Surveillance, anticipation and firefighting: Perspectives of patient safety from a New Zealand case study
journal contributionposted on 12.06.2020 by J Wailling, Brian Robinson, M Coombs
Any type of content formally published in an academic journal, usually following a peer-review process.
© 2018 John Wiley & Sons Ltd Aim: This study explored how doctors, nurses and managers working in a New Zealand tertiary hospital understand patient safety. Background: Despite health care systems implementing proven safety strategies from high reliability organisations, such as aviation and nuclear power, these have not been uniformly adopted by health care professionals with concerns raised about clinician engagement. Design: Instrumental, embedded case study design using qualitative methods. Methods: The study used purposeful sampling, and data was collected using focus groups and semi-structured interviews with doctors (n = 31); registered nurses (n = 19); and senior organisational managers (n = 3) in a New Zealand tertiary hospital. Results: Safety was described as a core organisational value. Clinicians appreciated proactive safety approaches characterized by anticipation and vigilance, where they expertly recognized and adapted to safety risks. Managers trusted evidence-based safety rules and approaches that recorded, categorized and measured safety. Conclusion and Implications for Nursing Management: It is important that nurse managers hold a more refined understanding about safety. Organisations are more likely to support safe patient care if cultural complexity is accounted for.

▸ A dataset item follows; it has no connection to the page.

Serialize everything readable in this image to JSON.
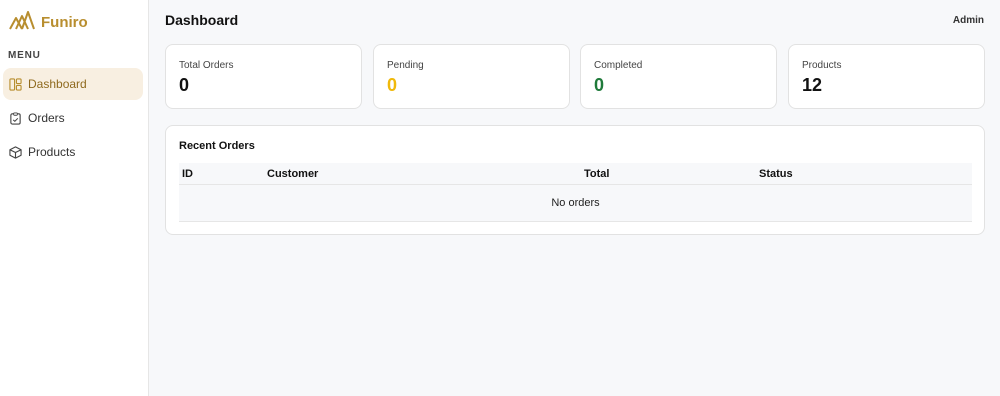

Recognizing how different occupational groups perceive and respond to safety, rather than attempting to reinforce a uniform set of safety actions and responsibilities, is likely to bring together a shared understanding of safety, build trust and nurture safety culture.